- [What you should do]: Search the listing below for "screenshot". Copy each matching line.

= Beginning of Section =

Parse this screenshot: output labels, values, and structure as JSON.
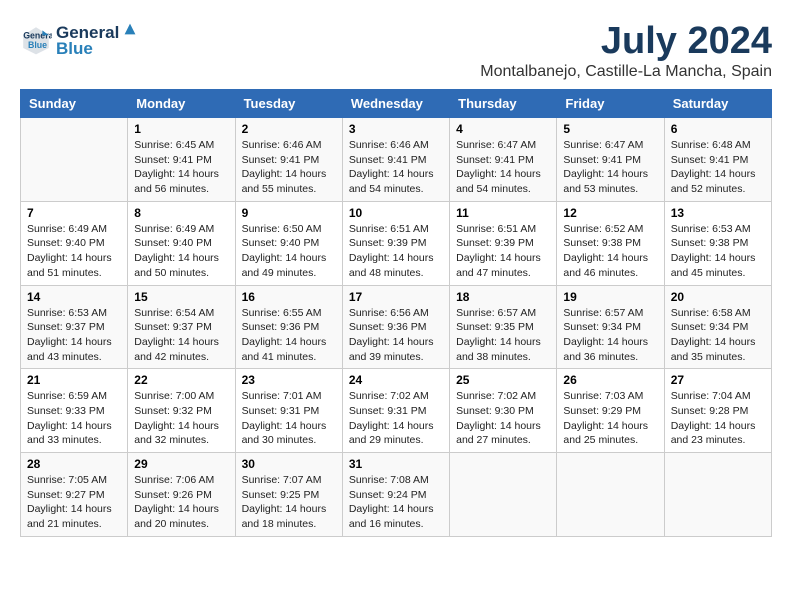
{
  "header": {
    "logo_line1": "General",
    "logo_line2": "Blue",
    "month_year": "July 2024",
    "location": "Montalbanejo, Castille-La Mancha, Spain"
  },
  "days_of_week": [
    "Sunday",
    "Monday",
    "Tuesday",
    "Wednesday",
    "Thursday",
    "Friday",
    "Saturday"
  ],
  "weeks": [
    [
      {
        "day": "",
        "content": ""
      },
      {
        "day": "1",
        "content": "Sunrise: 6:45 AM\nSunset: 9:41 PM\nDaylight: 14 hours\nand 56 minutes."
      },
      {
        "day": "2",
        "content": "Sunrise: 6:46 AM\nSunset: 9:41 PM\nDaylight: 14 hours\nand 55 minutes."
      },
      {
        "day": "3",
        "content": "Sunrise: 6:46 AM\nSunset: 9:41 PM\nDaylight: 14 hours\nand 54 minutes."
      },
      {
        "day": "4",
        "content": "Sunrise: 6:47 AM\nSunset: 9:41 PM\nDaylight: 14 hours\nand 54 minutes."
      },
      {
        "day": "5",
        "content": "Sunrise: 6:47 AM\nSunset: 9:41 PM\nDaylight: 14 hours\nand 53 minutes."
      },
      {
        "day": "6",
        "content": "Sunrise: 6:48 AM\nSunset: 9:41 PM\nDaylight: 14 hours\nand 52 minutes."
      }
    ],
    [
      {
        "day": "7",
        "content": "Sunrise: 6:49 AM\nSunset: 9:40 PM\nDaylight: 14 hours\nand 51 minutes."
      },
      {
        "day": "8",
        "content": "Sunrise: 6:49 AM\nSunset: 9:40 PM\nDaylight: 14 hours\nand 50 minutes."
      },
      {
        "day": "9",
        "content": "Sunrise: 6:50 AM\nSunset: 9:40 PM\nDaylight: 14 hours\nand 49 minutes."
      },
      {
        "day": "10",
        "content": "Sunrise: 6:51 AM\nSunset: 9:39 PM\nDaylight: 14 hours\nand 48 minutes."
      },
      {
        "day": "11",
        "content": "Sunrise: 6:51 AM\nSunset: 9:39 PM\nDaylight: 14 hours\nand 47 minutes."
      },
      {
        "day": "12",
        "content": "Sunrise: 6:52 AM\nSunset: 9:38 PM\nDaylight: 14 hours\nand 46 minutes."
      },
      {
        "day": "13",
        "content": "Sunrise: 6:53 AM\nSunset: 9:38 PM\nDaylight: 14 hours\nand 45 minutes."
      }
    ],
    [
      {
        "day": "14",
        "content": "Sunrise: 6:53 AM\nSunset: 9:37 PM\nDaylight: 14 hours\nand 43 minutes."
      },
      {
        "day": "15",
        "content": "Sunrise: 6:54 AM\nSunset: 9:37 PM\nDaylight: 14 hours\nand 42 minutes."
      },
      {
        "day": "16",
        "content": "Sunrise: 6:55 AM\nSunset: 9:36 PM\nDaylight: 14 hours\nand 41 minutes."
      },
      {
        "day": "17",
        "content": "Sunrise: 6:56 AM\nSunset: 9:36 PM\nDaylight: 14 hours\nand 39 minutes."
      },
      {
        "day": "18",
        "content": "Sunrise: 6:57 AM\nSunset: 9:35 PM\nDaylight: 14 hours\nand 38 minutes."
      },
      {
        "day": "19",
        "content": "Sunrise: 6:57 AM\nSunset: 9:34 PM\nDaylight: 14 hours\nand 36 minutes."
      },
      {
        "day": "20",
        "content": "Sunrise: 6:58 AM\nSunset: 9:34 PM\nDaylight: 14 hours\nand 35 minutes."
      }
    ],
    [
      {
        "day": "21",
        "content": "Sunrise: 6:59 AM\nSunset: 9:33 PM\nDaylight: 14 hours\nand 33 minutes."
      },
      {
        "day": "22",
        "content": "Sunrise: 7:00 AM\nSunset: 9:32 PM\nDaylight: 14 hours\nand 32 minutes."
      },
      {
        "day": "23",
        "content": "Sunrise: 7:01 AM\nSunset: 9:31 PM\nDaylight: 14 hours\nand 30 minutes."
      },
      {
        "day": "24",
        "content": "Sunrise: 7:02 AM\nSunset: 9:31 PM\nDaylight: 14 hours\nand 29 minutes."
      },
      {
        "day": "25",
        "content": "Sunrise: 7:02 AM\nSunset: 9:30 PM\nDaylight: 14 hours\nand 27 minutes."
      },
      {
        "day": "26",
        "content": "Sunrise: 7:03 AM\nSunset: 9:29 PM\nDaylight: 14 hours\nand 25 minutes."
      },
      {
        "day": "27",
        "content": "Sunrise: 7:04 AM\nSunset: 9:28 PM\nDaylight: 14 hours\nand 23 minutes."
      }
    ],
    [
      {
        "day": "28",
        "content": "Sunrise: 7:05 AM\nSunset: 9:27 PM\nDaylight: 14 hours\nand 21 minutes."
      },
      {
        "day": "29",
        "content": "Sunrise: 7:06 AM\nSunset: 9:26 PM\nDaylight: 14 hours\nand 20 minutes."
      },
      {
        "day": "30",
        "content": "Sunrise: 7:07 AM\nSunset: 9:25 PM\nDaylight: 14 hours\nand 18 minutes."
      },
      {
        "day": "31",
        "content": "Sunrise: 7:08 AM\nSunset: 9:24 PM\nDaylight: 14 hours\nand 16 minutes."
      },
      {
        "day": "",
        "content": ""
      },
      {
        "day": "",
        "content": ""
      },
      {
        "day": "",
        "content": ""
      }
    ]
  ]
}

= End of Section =
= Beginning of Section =

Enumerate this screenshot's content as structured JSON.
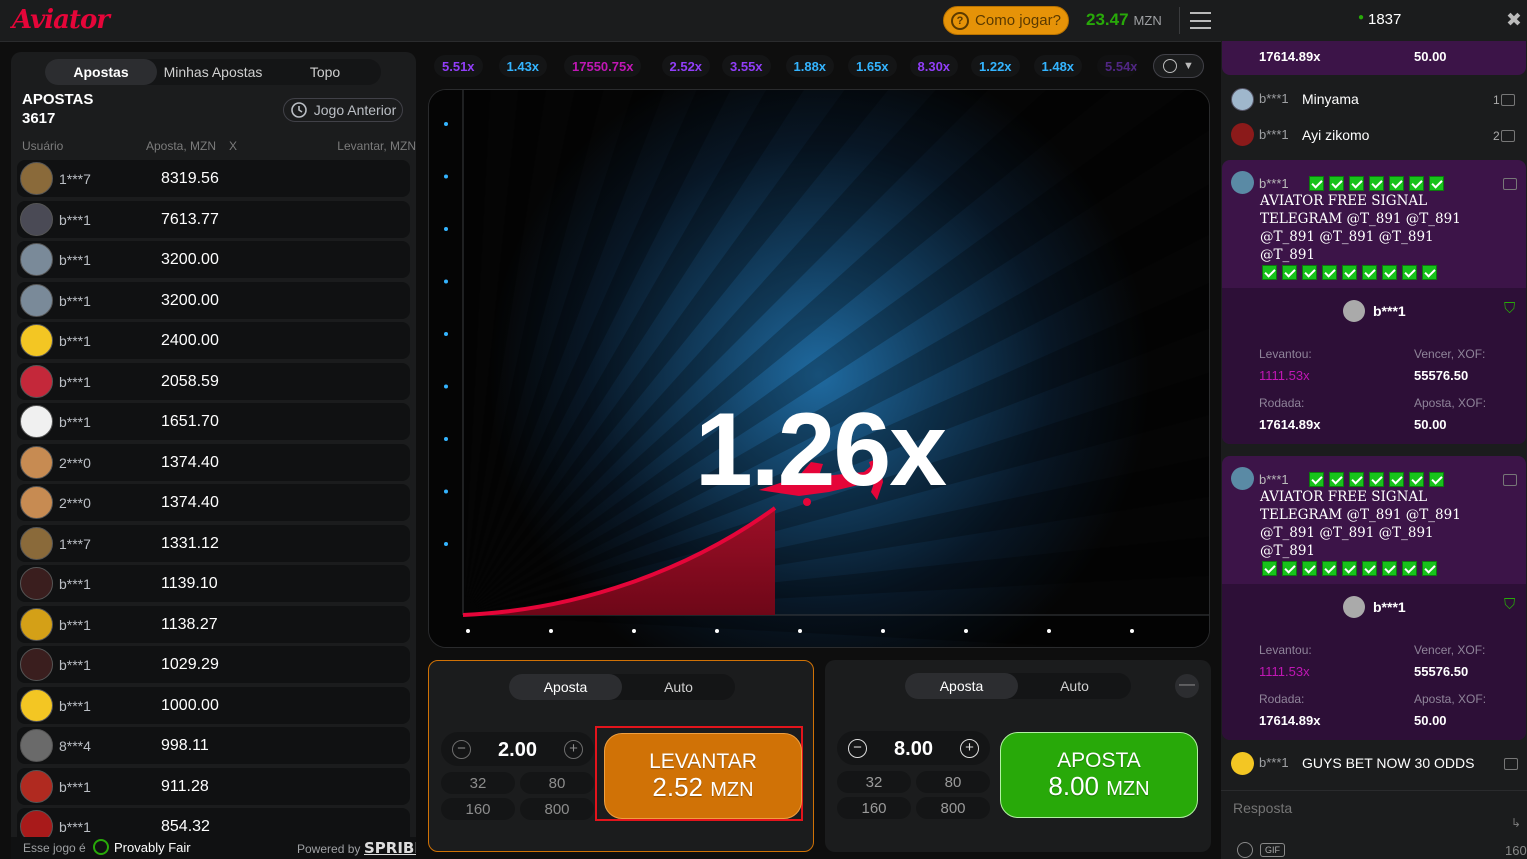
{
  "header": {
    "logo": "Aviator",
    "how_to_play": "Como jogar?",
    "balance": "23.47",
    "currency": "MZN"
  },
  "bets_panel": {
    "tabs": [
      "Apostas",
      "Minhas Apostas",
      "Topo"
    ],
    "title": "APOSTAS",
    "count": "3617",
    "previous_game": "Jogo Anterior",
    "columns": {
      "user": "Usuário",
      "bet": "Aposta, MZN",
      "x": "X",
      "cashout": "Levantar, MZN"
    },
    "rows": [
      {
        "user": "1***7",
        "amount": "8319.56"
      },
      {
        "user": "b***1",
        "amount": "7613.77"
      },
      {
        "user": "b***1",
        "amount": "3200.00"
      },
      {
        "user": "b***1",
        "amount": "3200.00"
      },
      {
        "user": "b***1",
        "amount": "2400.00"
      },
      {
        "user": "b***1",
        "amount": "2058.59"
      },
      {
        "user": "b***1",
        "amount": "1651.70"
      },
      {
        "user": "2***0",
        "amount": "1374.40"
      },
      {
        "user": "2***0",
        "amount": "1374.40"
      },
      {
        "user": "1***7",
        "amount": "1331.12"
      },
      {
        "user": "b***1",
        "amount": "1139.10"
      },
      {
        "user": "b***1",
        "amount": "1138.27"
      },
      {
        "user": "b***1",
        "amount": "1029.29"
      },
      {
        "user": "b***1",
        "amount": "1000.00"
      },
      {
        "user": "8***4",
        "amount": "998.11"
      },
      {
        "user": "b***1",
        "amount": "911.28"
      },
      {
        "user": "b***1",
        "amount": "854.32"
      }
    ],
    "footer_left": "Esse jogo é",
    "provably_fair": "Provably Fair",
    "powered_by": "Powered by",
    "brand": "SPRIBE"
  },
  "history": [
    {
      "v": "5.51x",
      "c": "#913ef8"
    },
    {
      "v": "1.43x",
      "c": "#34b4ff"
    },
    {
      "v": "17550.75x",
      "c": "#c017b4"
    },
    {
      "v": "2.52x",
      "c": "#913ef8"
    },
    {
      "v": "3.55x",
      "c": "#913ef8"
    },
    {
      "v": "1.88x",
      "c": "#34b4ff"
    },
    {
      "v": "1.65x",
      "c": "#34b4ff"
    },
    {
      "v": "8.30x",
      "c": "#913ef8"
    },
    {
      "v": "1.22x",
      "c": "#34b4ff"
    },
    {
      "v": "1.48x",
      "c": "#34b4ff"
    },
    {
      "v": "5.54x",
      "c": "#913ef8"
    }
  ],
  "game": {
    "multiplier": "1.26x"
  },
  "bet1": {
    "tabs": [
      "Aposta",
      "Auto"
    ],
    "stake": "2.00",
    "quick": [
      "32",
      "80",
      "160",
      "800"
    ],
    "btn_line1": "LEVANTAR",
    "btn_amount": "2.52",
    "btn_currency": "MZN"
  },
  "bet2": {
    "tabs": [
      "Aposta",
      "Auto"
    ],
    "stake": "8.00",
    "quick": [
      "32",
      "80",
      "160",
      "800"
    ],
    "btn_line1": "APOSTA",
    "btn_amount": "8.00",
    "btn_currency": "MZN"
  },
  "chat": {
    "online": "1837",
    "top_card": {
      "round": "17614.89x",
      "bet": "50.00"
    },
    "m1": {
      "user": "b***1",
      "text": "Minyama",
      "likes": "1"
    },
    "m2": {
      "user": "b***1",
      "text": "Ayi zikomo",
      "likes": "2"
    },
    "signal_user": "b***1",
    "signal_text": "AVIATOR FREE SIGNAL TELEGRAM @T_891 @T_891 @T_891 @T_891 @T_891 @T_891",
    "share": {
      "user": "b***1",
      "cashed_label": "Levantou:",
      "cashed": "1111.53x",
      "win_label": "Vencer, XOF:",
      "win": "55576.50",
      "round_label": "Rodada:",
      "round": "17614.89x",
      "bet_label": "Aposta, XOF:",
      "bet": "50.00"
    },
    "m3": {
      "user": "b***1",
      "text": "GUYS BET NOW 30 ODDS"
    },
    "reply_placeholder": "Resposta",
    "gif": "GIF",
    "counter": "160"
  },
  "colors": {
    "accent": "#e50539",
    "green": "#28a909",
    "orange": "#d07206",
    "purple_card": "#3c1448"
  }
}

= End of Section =

- [Solution to the exercise]:
Parse this screenshot: output labels, values, and structure as JSON.
Enumerate this screenshot's content as structured JSON.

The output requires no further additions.